And their science to prove this. With the caveat that social media doesn’t change us, it’s just an extension of our human tendencies. It ramps it up a little.
We all have a habit to judge our worth by comparing ourselves to other people.
This leads to feelings of insecurity (in particular Facebook) where we go to share our happiest new, and dare I say to brag. We’re constantly comparing ourselves against a surge of babies, engagements and new jobs.
This also happens on Instagram, this is where Instagram hatred runs excessive, there has been some studies that show out of 7,000 mothers (in the US) revealed that 40 percent have a condition named Pinterest stress — this where they worry that they’re not creative enough.

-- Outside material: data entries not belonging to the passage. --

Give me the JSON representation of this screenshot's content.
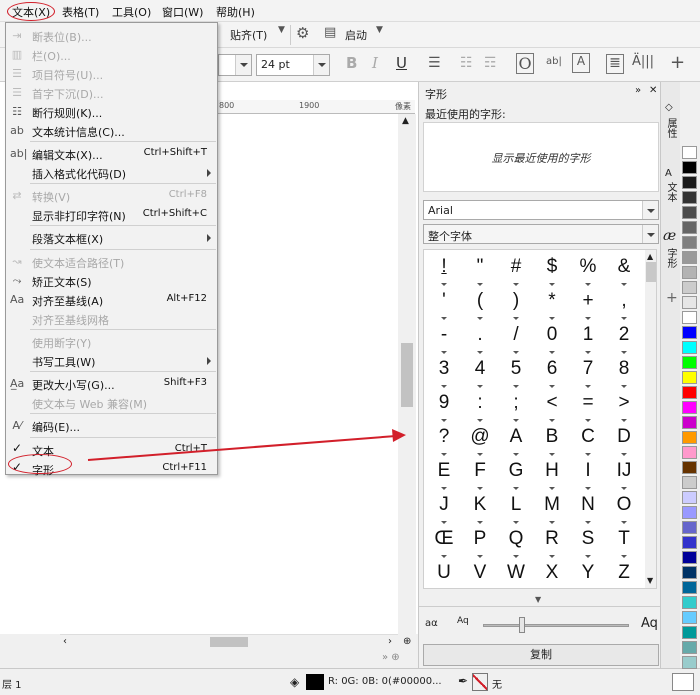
{
  "menubar": {
    "items": [
      "文本(X)",
      "表格(T)",
      "工具(O)",
      "窗口(W)",
      "帮助(H)"
    ]
  },
  "toolbar": {
    "snap_label": "贴齐(T)",
    "launch_label": "启动",
    "font_size": "24 pt"
  },
  "ruler": {
    "mark1": "800",
    "mark2": "1900",
    "unit": "像素"
  },
  "text_menu": {
    "items": [
      {
        "label": "断表位(B)...",
        "shortcut": "",
        "disabled": true,
        "submenu": false
      },
      {
        "label": "栏(O)...",
        "shortcut": "",
        "disabled": true,
        "submenu": false
      },
      {
        "label": "项目符号(U)...",
        "shortcut": "",
        "disabled": true,
        "submenu": false
      },
      {
        "label": "首字下沉(D)...",
        "shortcut": "",
        "disabled": true,
        "submenu": false
      },
      {
        "label": "断行规则(K)...",
        "shortcut": "",
        "disabled": false,
        "submenu": false
      },
      {
        "label": "文本统计信息(C)...",
        "shortcut": "",
        "disabled": false,
        "submenu": false
      },
      {
        "label": "编辑文本(X)...",
        "shortcut": "Ctrl+Shift+T",
        "disabled": false,
        "submenu": false
      },
      {
        "label": "插入格式化代码(D)",
        "shortcut": "",
        "disabled": false,
        "submenu": true
      },
      {
        "label": "转换(V)",
        "shortcut": "Ctrl+F8",
        "disabled": true,
        "submenu": false
      },
      {
        "label": "显示非打印字符(N)",
        "shortcut": "Ctrl+Shift+C",
        "disabled": false,
        "submenu": false
      },
      {
        "label": "段落文本框(X)",
        "shortcut": "",
        "disabled": false,
        "submenu": true
      },
      {
        "label": "使文本适合路径(T)",
        "shortcut": "",
        "disabled": true,
        "submenu": false
      },
      {
        "label": "矫正文本(S)",
        "shortcut": "",
        "disabled": false,
        "submenu": false
      },
      {
        "label": "对齐至基线(A)",
        "shortcut": "Alt+F12",
        "disabled": false,
        "submenu": false
      },
      {
        "label": "对齐至基线网格",
        "shortcut": "",
        "disabled": true,
        "submenu": false
      },
      {
        "label": "使用断字(Y)",
        "shortcut": "",
        "disabled": true,
        "submenu": false
      },
      {
        "label": "书写工具(W)",
        "shortcut": "",
        "disabled": false,
        "submenu": true
      },
      {
        "label": "更改大小写(G)...",
        "shortcut": "Shift+F3",
        "disabled": false,
        "submenu": false
      },
      {
        "label": "使文本与 Web 兼容(M)",
        "shortcut": "",
        "disabled": true,
        "submenu": false
      },
      {
        "label": "编码(E)...",
        "shortcut": "",
        "disabled": false,
        "submenu": false
      },
      {
        "label": "文本",
        "shortcut": "Ctrl+T",
        "disabled": false,
        "submenu": false
      },
      {
        "label": "字形",
        "shortcut": "Ctrl+F11",
        "disabled": false,
        "submenu": false
      }
    ]
  },
  "glyphs_panel": {
    "title": "字形",
    "recent_label": "最近使用的字形:",
    "recent_placeholder": "显示最近使用的字形",
    "font": "Arial",
    "subset": "整个字体",
    "glyphs": [
      "!",
      "\"",
      "#",
      "$",
      "%",
      "&",
      "'",
      "(",
      ")",
      "*",
      "+",
      ",",
      "-",
      ".",
      "/",
      "0",
      "1",
      "2",
      "3",
      "4",
      "5",
      "6",
      "7",
      "8",
      "9",
      ":",
      ";",
      "<",
      "=",
      ">",
      "?",
      "@",
      "A",
      "B",
      "C",
      "D",
      "E",
      "F",
      "G",
      "H",
      "I",
      "IJ",
      "J",
      "K",
      "L",
      "M",
      "N",
      "O",
      "Œ",
      "P",
      "Q",
      "R",
      "S",
      "T",
      "U",
      "V",
      "W",
      "X",
      "Y",
      "Z"
    ],
    "copy_button": "复制"
  },
  "side_tabs": [
    "属性",
    "文本",
    "字形"
  ],
  "status": {
    "left": "层 1",
    "color": "R: 0G: 0B: 0(#00000...",
    "none": "无"
  },
  "palette": [
    "#ffffff",
    "#000000",
    "#1a1a1a",
    "#333333",
    "#4d4d4d",
    "#666666",
    "#808080",
    "#999999",
    "#b3b3b3",
    "#cccccc",
    "#e6e6e6",
    "#ffffff",
    "#0000ff",
    "#00ffff",
    "#00ff00",
    "#ffff00",
    "#ff0000",
    "#ff00ff",
    "#cc00cc",
    "#ff9900",
    "#ff99cc",
    "#663300",
    "#cccccc",
    "#ccccff",
    "#9999ff",
    "#6666cc",
    "#3333cc",
    "#000099",
    "#003366",
    "#006699",
    "#33cccc",
    "#66ccff",
    "#009999",
    "#66aaaa",
    "#99cccc"
  ]
}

But it’s not all doom and gloom, social media can also bring and unite us together. If you have ever posted about a loss, or a challenge on social media, you probably have experienced the empathetic support that can come from your family, friends and even those friends who might not expect, or haven’t been in contact with for years.
When we feel insecure we turn to Facebook to offer us comfort than turning to our partner or close family member.
Why are animals are so popular on social media?
Why do animals go so viral on social media? Because they are not really about animals at all. Posts like these usually show humans at their best — caring, rescuing and fostering. In summary our empathy for animals is often us at our very best.
Social media can chaw at our insecurities and suck us in, but at its core, it’s really about the good in the world: we see it in ourselves, and recognising it in others, and passing it on.
It lets us to get closer, empathise to who we truly want to be. Brands provide us with the freedom to connect with us.
Contact us today if you wish to share you point of view about the psychology of social media.